*** Opening of Working data ***
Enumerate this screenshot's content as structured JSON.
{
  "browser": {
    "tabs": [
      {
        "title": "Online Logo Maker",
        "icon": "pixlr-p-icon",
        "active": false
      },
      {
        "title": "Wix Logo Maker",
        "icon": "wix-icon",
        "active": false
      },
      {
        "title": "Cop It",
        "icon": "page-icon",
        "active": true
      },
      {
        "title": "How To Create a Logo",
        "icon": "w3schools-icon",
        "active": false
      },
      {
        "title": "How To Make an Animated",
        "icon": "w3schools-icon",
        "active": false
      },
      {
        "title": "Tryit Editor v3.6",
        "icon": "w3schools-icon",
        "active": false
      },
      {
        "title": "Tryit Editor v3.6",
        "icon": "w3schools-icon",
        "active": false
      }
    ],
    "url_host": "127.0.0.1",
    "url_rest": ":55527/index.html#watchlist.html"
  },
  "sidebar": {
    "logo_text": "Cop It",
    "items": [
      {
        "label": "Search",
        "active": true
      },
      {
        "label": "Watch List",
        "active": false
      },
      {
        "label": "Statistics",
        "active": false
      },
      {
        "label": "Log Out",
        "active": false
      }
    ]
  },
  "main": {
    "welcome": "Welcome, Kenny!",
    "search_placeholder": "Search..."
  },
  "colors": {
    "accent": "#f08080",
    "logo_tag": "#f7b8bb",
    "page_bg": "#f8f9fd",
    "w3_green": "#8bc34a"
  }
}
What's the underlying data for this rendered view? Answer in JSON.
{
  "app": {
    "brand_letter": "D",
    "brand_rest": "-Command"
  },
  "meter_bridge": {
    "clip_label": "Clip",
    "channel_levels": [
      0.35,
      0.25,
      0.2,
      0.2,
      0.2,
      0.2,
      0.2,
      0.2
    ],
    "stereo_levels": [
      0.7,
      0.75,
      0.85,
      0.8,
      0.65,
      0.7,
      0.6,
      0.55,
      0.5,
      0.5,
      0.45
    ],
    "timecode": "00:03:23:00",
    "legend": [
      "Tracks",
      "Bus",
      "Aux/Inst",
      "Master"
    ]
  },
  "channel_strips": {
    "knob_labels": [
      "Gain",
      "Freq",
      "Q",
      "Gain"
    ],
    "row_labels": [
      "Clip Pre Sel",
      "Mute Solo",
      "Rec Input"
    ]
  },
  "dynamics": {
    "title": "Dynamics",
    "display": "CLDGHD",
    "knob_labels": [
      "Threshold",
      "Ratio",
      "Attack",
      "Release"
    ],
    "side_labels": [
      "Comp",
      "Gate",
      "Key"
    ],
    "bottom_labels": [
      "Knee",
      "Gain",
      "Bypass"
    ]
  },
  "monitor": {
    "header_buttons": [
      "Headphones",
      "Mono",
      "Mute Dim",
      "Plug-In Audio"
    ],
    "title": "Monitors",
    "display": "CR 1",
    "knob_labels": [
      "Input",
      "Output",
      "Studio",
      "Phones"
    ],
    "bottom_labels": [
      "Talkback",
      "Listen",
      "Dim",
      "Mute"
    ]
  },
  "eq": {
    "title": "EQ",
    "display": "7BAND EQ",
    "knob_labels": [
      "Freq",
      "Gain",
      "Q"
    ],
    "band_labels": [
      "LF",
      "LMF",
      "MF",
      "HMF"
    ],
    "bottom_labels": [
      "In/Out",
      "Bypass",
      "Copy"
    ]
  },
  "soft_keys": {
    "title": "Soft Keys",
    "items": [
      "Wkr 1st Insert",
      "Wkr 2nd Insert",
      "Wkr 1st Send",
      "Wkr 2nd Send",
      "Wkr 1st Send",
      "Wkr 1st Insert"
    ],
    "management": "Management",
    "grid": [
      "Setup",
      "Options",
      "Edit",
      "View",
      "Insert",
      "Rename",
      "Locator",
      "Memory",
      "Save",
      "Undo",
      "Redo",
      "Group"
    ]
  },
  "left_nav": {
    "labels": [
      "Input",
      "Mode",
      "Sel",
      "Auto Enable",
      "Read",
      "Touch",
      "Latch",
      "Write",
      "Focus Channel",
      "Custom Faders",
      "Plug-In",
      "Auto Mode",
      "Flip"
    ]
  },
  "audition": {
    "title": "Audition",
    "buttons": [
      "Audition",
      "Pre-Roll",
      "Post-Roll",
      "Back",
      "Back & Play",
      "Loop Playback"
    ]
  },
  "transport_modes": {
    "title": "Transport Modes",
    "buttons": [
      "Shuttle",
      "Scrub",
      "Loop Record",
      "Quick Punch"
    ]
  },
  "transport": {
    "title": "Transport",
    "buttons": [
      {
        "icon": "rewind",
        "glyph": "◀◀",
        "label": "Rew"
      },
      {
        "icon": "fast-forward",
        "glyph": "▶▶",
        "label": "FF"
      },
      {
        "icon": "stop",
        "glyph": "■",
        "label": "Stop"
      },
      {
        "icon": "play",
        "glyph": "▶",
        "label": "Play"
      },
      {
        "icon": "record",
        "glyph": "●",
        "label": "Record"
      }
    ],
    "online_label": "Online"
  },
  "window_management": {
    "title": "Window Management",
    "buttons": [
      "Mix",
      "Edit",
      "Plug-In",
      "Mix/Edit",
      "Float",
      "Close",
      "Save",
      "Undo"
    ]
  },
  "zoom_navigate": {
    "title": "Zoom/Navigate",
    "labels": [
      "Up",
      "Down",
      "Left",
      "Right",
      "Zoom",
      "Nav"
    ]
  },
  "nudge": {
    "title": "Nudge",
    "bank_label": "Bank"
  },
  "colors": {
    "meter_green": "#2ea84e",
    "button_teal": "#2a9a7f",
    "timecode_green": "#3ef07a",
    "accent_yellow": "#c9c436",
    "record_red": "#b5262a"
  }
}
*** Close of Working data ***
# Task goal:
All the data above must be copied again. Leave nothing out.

# Task result:
Enumerate this screenshot's content as structured JSON.
{
  "browser": {
    "tabs": [
      {
        "title": "Online Logo Maker",
        "icon": "pixlr-p-icon",
        "active": false
      },
      {
        "title": "Wix Logo Maker",
        "icon": "wix-icon",
        "active": false
      },
      {
        "title": "Cop It",
        "icon": "page-icon",
        "active": true
      },
      {
        "title": "How To Create a Logo",
        "icon": "w3schools-icon",
        "active": false
      },
      {
        "title": "How To Make an Animated",
        "icon": "w3schools-icon",
        "active": false
      },
      {
        "title": "Tryit Editor v3.6",
        "icon": "w3schools-icon",
        "active": false
      },
      {
        "title": "Tryit Editor v3.6",
        "icon": "w3schools-icon",
        "active": false
      }
    ],
    "url_host": "127.0.0.1",
    "url_rest": ":55527/index.html#watchlist.html"
  },
  "sidebar": {
    "logo_text": "Cop It",
    "items": [
      {
        "label": "Search",
        "active": true
      },
      {
        "label": "Watch List",
        "active": false
      },
      {
        "label": "Statistics",
        "active": false
      },
      {
        "label": "Log Out",
        "active": false
      }
    ]
  },
  "main": {
    "welcome": "Welcome, Kenny!",
    "search_placeholder": "Search..."
  },
  "colors": {
    "accent": "#f08080",
    "logo_tag": "#f7b8bb",
    "page_bg": "#f8f9fd",
    "w3_green": "#8bc34a"
  }
}
What's the underlying data for this rendered view? Answer in JSON.
{
  "app": {
    "brand_letter": "D",
    "brand_rest": "-Command"
  },
  "meter_bridge": {
    "clip_label": "Clip",
    "channel_levels": [
      0.35,
      0.25,
      0.2,
      0.2,
      0.2,
      0.2,
      0.2,
      0.2
    ],
    "stereo_levels": [
      0.7,
      0.75,
      0.85,
      0.8,
      0.65,
      0.7,
      0.6,
      0.55,
      0.5,
      0.5,
      0.45
    ],
    "timecode": "00:03:23:00",
    "legend": [
      "Tracks",
      "Bus",
      "Aux/Inst",
      "Master"
    ]
  },
  "channel_strips": {
    "knob_labels": [
      "Gain",
      "Freq",
      "Q",
      "Gain"
    ],
    "row_labels": [
      "Clip Pre Sel",
      "Mute Solo",
      "Rec Input"
    ]
  },
  "dynamics": {
    "title": "Dynamics",
    "display": "CLDGHD",
    "knob_labels": [
      "Threshold",
      "Ratio",
      "Attack",
      "Release"
    ],
    "side_labels": [
      "Comp",
      "Gate",
      "Key"
    ],
    "bottom_labels": [
      "Knee",
      "Gain",
      "Bypass"
    ]
  },
  "monitor": {
    "header_buttons": [
      "Headphones",
      "Mono",
      "Mute Dim",
      "Plug-In Audio"
    ],
    "title": "Monitors",
    "display": "CR 1",
    "knob_labels": [
      "Input",
      "Output",
      "Studio",
      "Phones"
    ],
    "bottom_labels": [
      "Talkback",
      "Listen",
      "Dim",
      "Mute"
    ]
  },
  "eq": {
    "title": "EQ",
    "display": "7BAND EQ",
    "knob_labels": [
      "Freq",
      "Gain",
      "Q"
    ],
    "band_labels": [
      "LF",
      "LMF",
      "MF",
      "HMF"
    ],
    "bottom_labels": [
      "In/Out",
      "Bypass",
      "Copy"
    ]
  },
  "soft_keys": {
    "title": "Soft Keys",
    "items": [
      "Wkr 1st Insert",
      "Wkr 2nd Insert",
      "Wkr 1st Send",
      "Wkr 2nd Send",
      "Wkr 1st Send",
      "Wkr 1st Insert"
    ],
    "management": "Management",
    "grid": [
      "Setup",
      "Options",
      "Edit",
      "View",
      "Insert",
      "Rename",
      "Locator",
      "Memory",
      "Save",
      "Undo",
      "Redo",
      "Group"
    ]
  },
  "left_nav": {
    "labels": [
      "Input",
      "Mode",
      "Sel",
      "Auto Enable",
      "Read",
      "Touch",
      "Latch",
      "Write",
      "Focus Channel",
      "Custom Faders",
      "Plug-In",
      "Auto Mode",
      "Flip"
    ]
  },
  "audition": {
    "title": "Audition",
    "buttons": [
      "Audition",
      "Pre-Roll",
      "Post-Roll",
      "Back",
      "Back & Play",
      "Loop Playback"
    ]
  },
  "transport_modes": {
    "title": "Transport Modes",
    "buttons": [
      "Shuttle",
      "Scrub",
      "Loop Record",
      "Quick Punch"
    ]
  },
  "transport": {
    "title": "Transport",
    "buttons": [
      {
        "icon": "rewind",
        "glyph": "◀◀",
        "label": "Rew"
      },
      {
        "icon": "fast-forward",
        "glyph": "▶▶",
        "label": "FF"
      },
      {
        "icon": "stop",
        "glyph": "■",
        "label": "Stop"
      },
      {
        "icon": "play",
        "glyph": "▶",
        "label": "Play"
      },
      {
        "icon": "record",
        "glyph": "●",
        "label": "Record"
      }
    ],
    "online_label": "Online"
  },
  "window_management": {
    "title": "Window Management",
    "buttons": [
      "Mix",
      "Edit",
      "Plug-In",
      "Mix/Edit",
      "Float",
      "Close",
      "Save",
      "Undo"
    ]
  },
  "zoom_navigate": {
    "title": "Zoom/Navigate",
    "labels": [
      "Up",
      "Down",
      "Left",
      "Right",
      "Zoom",
      "Nav"
    ]
  },
  "nudge": {
    "title": "Nudge",
    "bank_label": "Bank"
  },
  "colors": {
    "meter_green": "#2ea84e",
    "button_teal": "#2a9a7f",
    "timecode_green": "#3ef07a",
    "accent_yellow": "#c9c436",
    "record_red": "#b5262a"
  }
}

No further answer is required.